Records drawn from a dataset:

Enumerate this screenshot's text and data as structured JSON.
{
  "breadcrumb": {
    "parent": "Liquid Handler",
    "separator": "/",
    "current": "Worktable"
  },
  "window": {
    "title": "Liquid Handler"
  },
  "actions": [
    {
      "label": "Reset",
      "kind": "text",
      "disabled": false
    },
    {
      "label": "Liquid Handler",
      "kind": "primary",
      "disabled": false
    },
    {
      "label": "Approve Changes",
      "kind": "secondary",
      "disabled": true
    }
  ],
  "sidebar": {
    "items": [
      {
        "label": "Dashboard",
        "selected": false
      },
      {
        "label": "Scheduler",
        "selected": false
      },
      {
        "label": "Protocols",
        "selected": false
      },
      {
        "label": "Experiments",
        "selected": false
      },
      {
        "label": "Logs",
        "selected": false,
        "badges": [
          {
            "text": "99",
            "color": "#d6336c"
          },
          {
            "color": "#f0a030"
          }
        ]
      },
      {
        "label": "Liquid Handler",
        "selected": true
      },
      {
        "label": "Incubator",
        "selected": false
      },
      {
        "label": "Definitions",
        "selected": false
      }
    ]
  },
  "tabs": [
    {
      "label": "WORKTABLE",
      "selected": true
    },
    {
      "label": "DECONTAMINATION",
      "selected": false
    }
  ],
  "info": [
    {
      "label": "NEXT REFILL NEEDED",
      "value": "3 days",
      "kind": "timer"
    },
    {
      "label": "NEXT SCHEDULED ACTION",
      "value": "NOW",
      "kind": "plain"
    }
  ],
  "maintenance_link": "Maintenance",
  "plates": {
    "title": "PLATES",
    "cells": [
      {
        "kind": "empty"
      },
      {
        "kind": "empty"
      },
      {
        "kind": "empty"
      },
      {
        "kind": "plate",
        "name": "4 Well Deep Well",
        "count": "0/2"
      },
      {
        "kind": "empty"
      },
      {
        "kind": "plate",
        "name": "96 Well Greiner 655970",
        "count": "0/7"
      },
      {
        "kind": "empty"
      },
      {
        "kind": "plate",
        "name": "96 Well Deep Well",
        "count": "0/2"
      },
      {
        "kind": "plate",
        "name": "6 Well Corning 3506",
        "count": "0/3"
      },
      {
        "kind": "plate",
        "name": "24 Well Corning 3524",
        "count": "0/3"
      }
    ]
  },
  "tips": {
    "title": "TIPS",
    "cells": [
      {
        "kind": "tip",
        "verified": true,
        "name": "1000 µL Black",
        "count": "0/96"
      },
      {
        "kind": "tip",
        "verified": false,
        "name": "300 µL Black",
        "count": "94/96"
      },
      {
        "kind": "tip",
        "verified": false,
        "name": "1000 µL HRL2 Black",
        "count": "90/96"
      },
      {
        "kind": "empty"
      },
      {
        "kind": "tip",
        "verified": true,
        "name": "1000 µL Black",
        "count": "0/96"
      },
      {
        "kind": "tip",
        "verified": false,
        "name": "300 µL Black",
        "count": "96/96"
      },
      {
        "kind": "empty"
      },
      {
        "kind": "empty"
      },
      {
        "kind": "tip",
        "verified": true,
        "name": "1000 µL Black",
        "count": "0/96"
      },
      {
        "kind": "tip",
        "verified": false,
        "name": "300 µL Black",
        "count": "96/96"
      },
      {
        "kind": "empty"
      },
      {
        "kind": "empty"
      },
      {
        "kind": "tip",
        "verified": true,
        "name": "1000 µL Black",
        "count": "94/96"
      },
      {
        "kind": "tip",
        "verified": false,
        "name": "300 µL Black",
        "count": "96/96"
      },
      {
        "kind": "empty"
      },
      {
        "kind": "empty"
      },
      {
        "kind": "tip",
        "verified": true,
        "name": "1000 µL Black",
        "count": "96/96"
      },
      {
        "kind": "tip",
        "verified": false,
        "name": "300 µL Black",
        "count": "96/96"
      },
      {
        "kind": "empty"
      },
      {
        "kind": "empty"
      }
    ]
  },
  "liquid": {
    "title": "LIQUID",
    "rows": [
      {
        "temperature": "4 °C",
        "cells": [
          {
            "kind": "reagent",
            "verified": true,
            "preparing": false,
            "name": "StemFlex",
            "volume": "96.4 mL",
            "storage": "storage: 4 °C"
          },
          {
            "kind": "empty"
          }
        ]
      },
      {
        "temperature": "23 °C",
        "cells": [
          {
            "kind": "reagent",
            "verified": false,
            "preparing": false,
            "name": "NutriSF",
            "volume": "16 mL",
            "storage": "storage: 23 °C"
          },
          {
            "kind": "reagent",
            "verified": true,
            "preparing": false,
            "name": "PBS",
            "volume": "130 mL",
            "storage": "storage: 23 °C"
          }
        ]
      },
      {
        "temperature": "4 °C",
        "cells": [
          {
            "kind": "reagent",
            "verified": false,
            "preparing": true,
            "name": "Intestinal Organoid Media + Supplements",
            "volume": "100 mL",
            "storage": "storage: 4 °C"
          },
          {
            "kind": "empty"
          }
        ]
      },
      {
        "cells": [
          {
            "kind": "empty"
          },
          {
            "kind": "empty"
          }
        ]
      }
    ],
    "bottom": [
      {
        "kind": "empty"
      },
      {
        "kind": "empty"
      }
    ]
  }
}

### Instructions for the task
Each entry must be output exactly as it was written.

### Response area
Enumerate this screenshot's text and data as structured JSON.
{
  "breadcrumb": {
    "parent": "Liquid Handler",
    "separator": "/",
    "current": "Worktable"
  },
  "window": {
    "title": "Liquid Handler"
  },
  "actions": [
    {
      "label": "Reset",
      "kind": "text",
      "disabled": false
    },
    {
      "label": "Liquid Handler",
      "kind": "primary",
      "disabled": false
    },
    {
      "label": "Approve Changes",
      "kind": "secondary",
      "disabled": true
    }
  ],
  "sidebar": {
    "items": [
      {
        "label": "Dashboard",
        "selected": false
      },
      {
        "label": "Scheduler",
        "selected": false
      },
      {
        "label": "Protocols",
        "selected": false
      },
      {
        "label": "Experiments",
        "selected": false
      },
      {
        "label": "Logs",
        "selected": false,
        "badges": [
          {
            "text": "99",
            "color": "#d6336c"
          },
          {
            "color": "#f0a030"
          }
        ]
      },
      {
        "label": "Liquid Handler",
        "selected": true
      },
      {
        "label": "Incubator",
        "selected": false
      },
      {
        "label": "Definitions",
        "selected": false
      }
    ]
  },
  "tabs": [
    {
      "label": "WORKTABLE",
      "selected": true
    },
    {
      "label": "DECONTAMINATION",
      "selected": false
    }
  ],
  "info": [
    {
      "label": "NEXT REFILL NEEDED",
      "value": "3 days",
      "kind": "timer"
    },
    {
      "label": "NEXT SCHEDULED ACTION",
      "value": "NOW",
      "kind": "plain"
    }
  ],
  "maintenance_link": "Maintenance",
  "plates": {
    "title": "PLATES",
    "cells": [
      {
        "kind": "empty"
      },
      {
        "kind": "empty"
      },
      {
        "kind": "empty"
      },
      {
        "kind": "plate",
        "name": "4 Well Deep Well",
        "count": "0/2"
      },
      {
        "kind": "empty"
      },
      {
        "kind": "plate",
        "name": "96 Well Greiner 655970",
        "count": "0/7"
      },
      {
        "kind": "empty"
      },
      {
        "kind": "plate",
        "name": "96 Well Deep Well",
        "count": "0/2"
      },
      {
        "kind": "plate",
        "name": "6 Well Corning 3506",
        "count": "0/3"
      },
      {
        "kind": "plate",
        "name": "24 Well Corning 3524",
        "count": "0/3"
      }
    ]
  },
  "tips": {
    "title": "TIPS",
    "cells": [
      {
        "kind": "tip",
        "verified": true,
        "name": "1000 µL Black",
        "count": "0/96"
      },
      {
        "kind": "tip",
        "verified": false,
        "name": "300 µL Black",
        "count": "94/96"
      },
      {
        "kind": "tip",
        "verified": false,
        "name": "1000 µL HRL2 Black",
        "count": "90/96"
      },
      {
        "kind": "empty"
      },
      {
        "kind": "tip",
        "verified": true,
        "name": "1000 µL Black",
        "count": "0/96"
      },
      {
        "kind": "tip",
        "verified": false,
        "name": "300 µL Black",
        "count": "96/96"
      },
      {
        "kind": "empty"
      },
      {
        "kind": "empty"
      },
      {
        "kind": "tip",
        "verified": true,
        "name": "1000 µL Black",
        "count": "0/96"
      },
      {
        "kind": "tip",
        "verified": false,
        "name": "300 µL Black",
        "count": "96/96"
      },
      {
        "kind": "empty"
      },
      {
        "kind": "empty"
      },
      {
        "kind": "tip",
        "verified": true,
        "name": "1000 µL Black",
        "count": "94/96"
      },
      {
        "kind": "tip",
        "verified": false,
        "name": "300 µL Black",
        "count": "96/96"
      },
      {
        "kind": "empty"
      },
      {
        "kind": "empty"
      },
      {
        "kind": "tip",
        "verified": true,
        "name": "1000 µL Black",
        "count": "96/96"
      },
      {
        "kind": "tip",
        "verified": false,
        "name": "300 µL Black",
        "count": "96/96"
      },
      {
        "kind": "empty"
      },
      {
        "kind": "empty"
      }
    ]
  },
  "liquid": {
    "title": "LIQUID",
    "rows": [
      {
        "temperature": "4 °C",
        "cells": [
          {
            "kind": "reagent",
            "verified": true,
            "preparing": false,
            "name": "StemFlex",
            "volume": "96.4 mL",
            "storage": "storage: 4 °C"
          },
          {
            "kind": "empty"
          }
        ]
      },
      {
        "temperature": "23 °C",
        "cells": [
          {
            "kind": "reagent",
            "verified": false,
            "preparing": false,
            "name": "NutriSF",
            "volume": "16 mL",
            "storage": "storage: 23 °C"
          },
          {
            "kind": "reagent",
            "verified": true,
            "preparing": false,
            "name": "PBS",
            "volume": "130 mL",
            "storage": "storage: 23 °C"
          }
        ]
      },
      {
        "temperature": "4 °C",
        "cells": [
          {
            "kind": "reagent",
            "verified": false,
            "preparing": true,
            "name": "Intestinal Organoid Media + Supplements",
            "volume": "100 mL",
            "storage": "storage: 4 °C"
          },
          {
            "kind": "empty"
          }
        ]
      },
      {
        "cells": [
          {
            "kind": "empty"
          },
          {
            "kind": "empty"
          }
        ]
      }
    ],
    "bottom": [
      {
        "kind": "empty"
      },
      {
        "kind": "empty"
      }
    ]
  }
}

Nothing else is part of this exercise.